WORK INSTRUCTIONS » Retype everything in the entries that follow, exactly as shown.

DATA SUPPLIED »
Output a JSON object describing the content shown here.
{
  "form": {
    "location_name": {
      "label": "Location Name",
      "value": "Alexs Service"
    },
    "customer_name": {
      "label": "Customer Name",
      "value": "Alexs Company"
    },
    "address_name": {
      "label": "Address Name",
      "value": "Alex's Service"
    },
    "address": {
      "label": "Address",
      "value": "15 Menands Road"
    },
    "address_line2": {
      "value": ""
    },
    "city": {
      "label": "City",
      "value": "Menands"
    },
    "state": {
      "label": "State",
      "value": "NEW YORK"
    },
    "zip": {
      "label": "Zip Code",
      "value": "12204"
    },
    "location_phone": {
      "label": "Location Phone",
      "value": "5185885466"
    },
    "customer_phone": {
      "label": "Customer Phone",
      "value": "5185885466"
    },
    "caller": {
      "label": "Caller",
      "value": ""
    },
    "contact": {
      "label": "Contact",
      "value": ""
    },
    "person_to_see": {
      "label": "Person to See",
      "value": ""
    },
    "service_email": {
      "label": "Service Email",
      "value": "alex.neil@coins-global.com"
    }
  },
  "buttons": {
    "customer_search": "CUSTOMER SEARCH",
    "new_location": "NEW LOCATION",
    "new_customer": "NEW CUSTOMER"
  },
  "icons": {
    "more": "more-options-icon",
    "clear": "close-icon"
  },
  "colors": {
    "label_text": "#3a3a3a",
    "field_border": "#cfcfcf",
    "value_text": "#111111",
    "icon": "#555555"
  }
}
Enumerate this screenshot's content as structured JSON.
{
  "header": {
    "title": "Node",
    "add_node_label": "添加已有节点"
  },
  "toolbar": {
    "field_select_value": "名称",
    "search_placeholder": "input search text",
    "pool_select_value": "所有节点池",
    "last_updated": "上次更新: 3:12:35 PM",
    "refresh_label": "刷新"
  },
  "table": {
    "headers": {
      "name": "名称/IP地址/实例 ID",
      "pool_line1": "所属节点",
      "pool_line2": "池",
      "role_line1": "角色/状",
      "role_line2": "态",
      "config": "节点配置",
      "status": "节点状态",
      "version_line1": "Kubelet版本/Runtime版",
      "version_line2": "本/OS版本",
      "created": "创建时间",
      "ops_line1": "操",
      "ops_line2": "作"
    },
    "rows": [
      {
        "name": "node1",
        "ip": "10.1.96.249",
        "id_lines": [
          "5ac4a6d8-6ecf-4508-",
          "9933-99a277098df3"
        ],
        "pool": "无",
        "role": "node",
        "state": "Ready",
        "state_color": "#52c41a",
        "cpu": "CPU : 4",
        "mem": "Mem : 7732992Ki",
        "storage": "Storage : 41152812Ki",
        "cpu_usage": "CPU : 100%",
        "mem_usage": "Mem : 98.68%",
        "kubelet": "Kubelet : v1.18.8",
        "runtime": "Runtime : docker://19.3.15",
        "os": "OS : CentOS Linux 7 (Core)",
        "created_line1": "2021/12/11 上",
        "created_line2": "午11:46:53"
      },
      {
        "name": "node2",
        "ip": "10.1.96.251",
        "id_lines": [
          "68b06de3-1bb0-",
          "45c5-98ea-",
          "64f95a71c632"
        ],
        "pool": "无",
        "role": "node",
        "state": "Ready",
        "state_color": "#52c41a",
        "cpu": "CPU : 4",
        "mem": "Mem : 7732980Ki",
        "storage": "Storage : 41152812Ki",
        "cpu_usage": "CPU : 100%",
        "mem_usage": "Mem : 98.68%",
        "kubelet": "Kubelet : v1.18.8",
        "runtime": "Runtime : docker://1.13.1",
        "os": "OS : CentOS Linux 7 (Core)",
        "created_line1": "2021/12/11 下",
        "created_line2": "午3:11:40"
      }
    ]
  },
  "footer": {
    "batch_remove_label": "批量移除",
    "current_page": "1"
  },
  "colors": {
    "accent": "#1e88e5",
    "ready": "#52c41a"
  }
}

RESPONSE TO THIS TASK »
Output a JSON object describing the content shown here.
{
  "form": {
    "location_name": {
      "label": "Location Name",
      "value": "Alexs Service"
    },
    "customer_name": {
      "label": "Customer Name",
      "value": "Alexs Company"
    },
    "address_name": {
      "label": "Address Name",
      "value": "Alex's Service"
    },
    "address": {
      "label": "Address",
      "value": "15 Menands Road"
    },
    "address_line2": {
      "value": ""
    },
    "city": {
      "label": "City",
      "value": "Menands"
    },
    "state": {
      "label": "State",
      "value": "NEW YORK"
    },
    "zip": {
      "label": "Zip Code",
      "value": "12204"
    },
    "location_phone": {
      "label": "Location Phone",
      "value": "5185885466"
    },
    "customer_phone": {
      "label": "Customer Phone",
      "value": "5185885466"
    },
    "caller": {
      "label": "Caller",
      "value": ""
    },
    "contact": {
      "label": "Contact",
      "value": ""
    },
    "person_to_see": {
      "label": "Person to See",
      "value": ""
    },
    "service_email": {
      "label": "Service Email",
      "value": "alex.neil@coins-global.com"
    }
  },
  "buttons": {
    "customer_search": "CUSTOMER SEARCH",
    "new_location": "NEW LOCATION",
    "new_customer": "NEW CUSTOMER"
  },
  "icons": {
    "more": "more-options-icon",
    "clear": "close-icon"
  },
  "colors": {
    "label_text": "#3a3a3a",
    "field_border": "#cfcfcf",
    "value_text": "#111111",
    "icon": "#555555"
  }
}
Enumerate this screenshot's content as structured JSON.
{
  "header": {
    "title": "Node",
    "add_node_label": "添加已有节点"
  },
  "toolbar": {
    "field_select_value": "名称",
    "search_placeholder": "input search text",
    "pool_select_value": "所有节点池",
    "last_updated": "上次更新: 3:12:35 PM",
    "refresh_label": "刷新"
  },
  "table": {
    "headers": {
      "name": "名称/IP地址/实例 ID",
      "pool_line1": "所属节点",
      "pool_line2": "池",
      "role_line1": "角色/状",
      "role_line2": "态",
      "config": "节点配置",
      "status": "节点状态",
      "version_line1": "Kubelet版本/Runtime版",
      "version_line2": "本/OS版本",
      "created": "创建时间",
      "ops_line1": "操",
      "ops_line2": "作"
    },
    "rows": [
      {
        "name": "node1",
        "ip": "10.1.96.249",
        "id_lines": [
          "5ac4a6d8-6ecf-4508-",
          "9933-99a277098df3"
        ],
        "pool": "无",
        "role": "node",
        "state": "Ready",
        "state_color": "#52c41a",
        "cpu": "CPU : 4",
        "mem": "Mem : 7732992Ki",
        "storage": "Storage : 41152812Ki",
        "cpu_usage": "CPU : 100%",
        "mem_usage": "Mem : 98.68%",
        "kubelet": "Kubelet : v1.18.8",
        "runtime": "Runtime : docker://19.3.15",
        "os": "OS : CentOS Linux 7 (Core)",
        "created_line1": "2021/12/11 上",
        "created_line2": "午11:46:53"
      },
      {
        "name": "node2",
        "ip": "10.1.96.251",
        "id_lines": [
          "68b06de3-1bb0-",
          "45c5-98ea-",
          "64f95a71c632"
        ],
        "pool": "无",
        "role": "node",
        "state": "Ready",
        "state_color": "#52c41a",
        "cpu": "CPU : 4",
        "mem": "Mem : 7732980Ki",
        "storage": "Storage : 41152812Ki",
        "cpu_usage": "CPU : 100%",
        "mem_usage": "Mem : 98.68%",
        "kubelet": "Kubelet : v1.18.8",
        "runtime": "Runtime : docker://1.13.1",
        "os": "OS : CentOS Linux 7 (Core)",
        "created_line1": "2021/12/11 下",
        "created_line2": "午3:11:40"
      }
    ]
  },
  "footer": {
    "batch_remove_label": "批量移除",
    "current_page": "1"
  },
  "colors": {
    "accent": "#1e88e5",
    "ready": "#52c41a"
  }
}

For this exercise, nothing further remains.